For the most part, the running commentary this year has been that Contador, two-time runners-up Evans and Andy Schleck, plus Basso have yet to go at each other. Voeckler, in a way, has been cast as just a bump in their road.
But after three days in the Pyrenees, the main contenders are taking the Frenchman seriously.
"Voeckler is in incredible form," said Contador, who has increasingly used mind games since winning the Tour in 2007 and the last two years. "He has a big lead. It will be hard to make that up."
Evans calls the overall standings "a bit strange."
"I think people still look at the Schleck brothers as favorites, but they're two minutes down. ... So it's still about Voeckler for now."
Armstrong knows the French rider well: He wrested the yellow jersey from Voeckler after his 10-day run in it in the 2004 Tour. Armstrong tweeted that if Voeckler finished the stage with the favorites "then we have to say he can win the TdF." He did.
Then the seven-time Tour champion went further.
"Final TT is 42km. He's French. It's the Tour de FRANCE," Armstrong wrote, referring to the final time trial. "He won't lose 2:06 in the final time trial ASSUMING... He keeps them close on Alpe d'Huez."
Fellow French riders who've seen Voeckler up close more recently are cautious, with one floating the more reasonable chance that he could become the first top-three French finisher since Richard Virenque was second in 1997.
"I think he can limit the damage in the big Alpine stages, but the last time trial ..." said Cofidis team rider Samuel Dumoulin. "A place in the top five is possible or even, in the right circumstances, a place on the podium."
Voeckler and his squad want to just race and see how things turn out, possibly as a way to manage expectations and sidestep the question: Can he really win?
"I don't answer this question, and I don't ask it myself," said Jean-Rene Bernardeau, manager of Voeckler's Europcar squad. "Thomas will give everything he can in the next week."
On Sunday, Voeckler and the contenders cruised across after Cavendish in the mostly flat, 120-mile route through vineyards from Limoux to Montpellier that favored sprinters
The British rider overcame high winds and "bashing" among riders in the pack for his fourth stage victory this year and the 19th of his career.

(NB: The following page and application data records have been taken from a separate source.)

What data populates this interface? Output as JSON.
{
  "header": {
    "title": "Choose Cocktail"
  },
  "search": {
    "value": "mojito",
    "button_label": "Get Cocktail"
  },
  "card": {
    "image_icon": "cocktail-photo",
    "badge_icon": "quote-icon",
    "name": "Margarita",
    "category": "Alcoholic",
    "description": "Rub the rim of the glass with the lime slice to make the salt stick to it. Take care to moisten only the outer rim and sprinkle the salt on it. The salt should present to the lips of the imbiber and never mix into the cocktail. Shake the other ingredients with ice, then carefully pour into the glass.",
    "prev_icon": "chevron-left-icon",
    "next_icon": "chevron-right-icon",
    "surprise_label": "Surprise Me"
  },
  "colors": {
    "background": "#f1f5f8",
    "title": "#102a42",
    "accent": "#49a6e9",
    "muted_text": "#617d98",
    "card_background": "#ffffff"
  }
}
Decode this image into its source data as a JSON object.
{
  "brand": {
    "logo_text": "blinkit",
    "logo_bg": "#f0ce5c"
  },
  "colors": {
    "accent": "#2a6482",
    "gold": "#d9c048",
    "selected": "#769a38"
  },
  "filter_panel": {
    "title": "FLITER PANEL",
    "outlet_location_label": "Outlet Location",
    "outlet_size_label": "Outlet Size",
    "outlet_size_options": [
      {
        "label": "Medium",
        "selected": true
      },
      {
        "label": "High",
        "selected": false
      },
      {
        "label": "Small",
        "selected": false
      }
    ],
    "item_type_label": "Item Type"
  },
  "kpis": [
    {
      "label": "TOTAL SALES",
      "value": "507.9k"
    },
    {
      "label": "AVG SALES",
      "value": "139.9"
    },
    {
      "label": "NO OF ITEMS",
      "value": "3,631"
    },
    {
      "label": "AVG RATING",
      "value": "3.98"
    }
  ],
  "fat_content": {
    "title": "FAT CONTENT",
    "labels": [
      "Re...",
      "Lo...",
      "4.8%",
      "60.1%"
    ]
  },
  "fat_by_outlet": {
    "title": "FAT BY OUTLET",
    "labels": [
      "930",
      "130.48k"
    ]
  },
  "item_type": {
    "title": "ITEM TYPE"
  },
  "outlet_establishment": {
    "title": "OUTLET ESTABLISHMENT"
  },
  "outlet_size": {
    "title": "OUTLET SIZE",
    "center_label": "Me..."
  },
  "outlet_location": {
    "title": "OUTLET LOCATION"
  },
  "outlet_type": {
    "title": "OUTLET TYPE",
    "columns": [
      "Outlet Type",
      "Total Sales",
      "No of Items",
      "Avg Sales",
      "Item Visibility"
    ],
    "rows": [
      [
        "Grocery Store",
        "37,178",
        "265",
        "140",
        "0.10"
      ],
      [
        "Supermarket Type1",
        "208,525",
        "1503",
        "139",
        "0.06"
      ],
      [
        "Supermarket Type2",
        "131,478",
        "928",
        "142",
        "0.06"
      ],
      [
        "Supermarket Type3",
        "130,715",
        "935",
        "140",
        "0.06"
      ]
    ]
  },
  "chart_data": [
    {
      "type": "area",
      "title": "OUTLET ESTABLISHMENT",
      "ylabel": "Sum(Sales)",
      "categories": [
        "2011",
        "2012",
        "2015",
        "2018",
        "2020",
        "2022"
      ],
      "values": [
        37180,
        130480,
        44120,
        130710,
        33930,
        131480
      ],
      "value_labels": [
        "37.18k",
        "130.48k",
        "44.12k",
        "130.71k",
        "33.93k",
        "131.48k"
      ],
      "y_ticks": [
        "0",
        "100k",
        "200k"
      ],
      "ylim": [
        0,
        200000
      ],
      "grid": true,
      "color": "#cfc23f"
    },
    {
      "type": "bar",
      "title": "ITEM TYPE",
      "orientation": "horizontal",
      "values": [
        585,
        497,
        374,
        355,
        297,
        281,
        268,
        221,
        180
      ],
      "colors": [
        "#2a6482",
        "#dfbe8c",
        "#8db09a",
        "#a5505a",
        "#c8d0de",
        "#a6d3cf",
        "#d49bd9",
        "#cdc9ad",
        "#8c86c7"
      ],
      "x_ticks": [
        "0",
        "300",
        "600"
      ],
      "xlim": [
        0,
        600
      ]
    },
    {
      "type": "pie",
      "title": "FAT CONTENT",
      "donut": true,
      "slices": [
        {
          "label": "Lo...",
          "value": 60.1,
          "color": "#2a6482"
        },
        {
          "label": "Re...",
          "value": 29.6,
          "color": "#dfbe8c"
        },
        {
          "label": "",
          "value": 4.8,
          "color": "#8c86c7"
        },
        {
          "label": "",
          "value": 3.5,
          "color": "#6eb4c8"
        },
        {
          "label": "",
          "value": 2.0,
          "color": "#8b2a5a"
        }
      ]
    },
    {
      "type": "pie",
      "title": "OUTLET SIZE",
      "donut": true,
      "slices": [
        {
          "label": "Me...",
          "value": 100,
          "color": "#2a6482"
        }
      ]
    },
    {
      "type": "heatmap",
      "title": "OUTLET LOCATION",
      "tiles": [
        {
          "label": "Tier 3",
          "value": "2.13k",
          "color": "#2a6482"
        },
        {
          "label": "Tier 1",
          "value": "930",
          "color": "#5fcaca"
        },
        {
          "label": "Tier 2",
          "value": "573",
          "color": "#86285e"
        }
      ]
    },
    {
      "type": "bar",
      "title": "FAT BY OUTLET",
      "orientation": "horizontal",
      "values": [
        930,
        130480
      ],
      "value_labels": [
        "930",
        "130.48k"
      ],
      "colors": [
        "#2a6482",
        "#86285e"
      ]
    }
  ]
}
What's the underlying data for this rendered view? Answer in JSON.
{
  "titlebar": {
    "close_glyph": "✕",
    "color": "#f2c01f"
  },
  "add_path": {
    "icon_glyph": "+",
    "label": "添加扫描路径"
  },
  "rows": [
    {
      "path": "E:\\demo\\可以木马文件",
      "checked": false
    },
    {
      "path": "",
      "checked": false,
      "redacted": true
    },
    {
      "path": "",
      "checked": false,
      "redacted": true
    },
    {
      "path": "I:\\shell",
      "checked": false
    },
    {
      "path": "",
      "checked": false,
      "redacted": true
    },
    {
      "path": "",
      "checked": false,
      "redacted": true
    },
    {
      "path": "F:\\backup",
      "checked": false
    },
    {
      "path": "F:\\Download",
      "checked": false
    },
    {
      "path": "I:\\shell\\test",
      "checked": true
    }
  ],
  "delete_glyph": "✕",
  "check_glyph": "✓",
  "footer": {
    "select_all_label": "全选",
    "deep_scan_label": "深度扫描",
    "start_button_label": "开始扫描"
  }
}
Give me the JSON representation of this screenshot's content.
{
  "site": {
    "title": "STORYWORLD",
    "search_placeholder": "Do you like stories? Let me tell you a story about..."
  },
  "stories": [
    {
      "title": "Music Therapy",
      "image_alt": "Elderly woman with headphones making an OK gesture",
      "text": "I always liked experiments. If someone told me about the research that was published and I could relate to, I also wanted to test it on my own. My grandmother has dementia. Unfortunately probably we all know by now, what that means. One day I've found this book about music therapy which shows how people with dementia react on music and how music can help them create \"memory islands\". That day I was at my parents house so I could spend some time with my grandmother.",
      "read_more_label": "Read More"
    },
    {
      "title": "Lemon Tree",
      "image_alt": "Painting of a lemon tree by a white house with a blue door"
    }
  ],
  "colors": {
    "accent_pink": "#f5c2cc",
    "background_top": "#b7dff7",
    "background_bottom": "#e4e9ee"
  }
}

He nosed ahead of American Tyler Farrar in second, and Alessandro Petacchi of Italy in third.
Cavendish is now three career stage wins behind Armstrong, who is fifth with 22. Belgium's Eddy Merckx holds the record with 34.
As the stage began, five riders -- all about two hours behind Voeckler -- surged out of the pack at the mile mark, then built a lead of 4:15. But the pack, led by Cavendish's HTC-Highroad team, barreled ahead late in the day and narrowed the gap on the breakaway. It was fully overtaken in the last two miles.
"Today was brutal," said George Hincapie, an American teammate of Evans' on the BMC team. "For a transition day it was harder than a lot of the mountain stages we did. It was full-on all day, fighting for position."
He added: "You couldn't let your guard down for one second."
In 2009, the last time a Tour stage ended in Montpellier, Armstrong's Astana squad won the team time trial. The Texan came within a split second of gaining the yellow jersey for one final time before he retired last year.
Monday is the second and final rest day before cyclists head into the foothills of the Alps for Stage 16 on Tuesday, a 101-mile ride from Saint-Paul-Trois-Chateaux to Gap.
AP Sports Writer Jerome Pugmire and Associated Press Writer Naomi Koppel contributed to this report.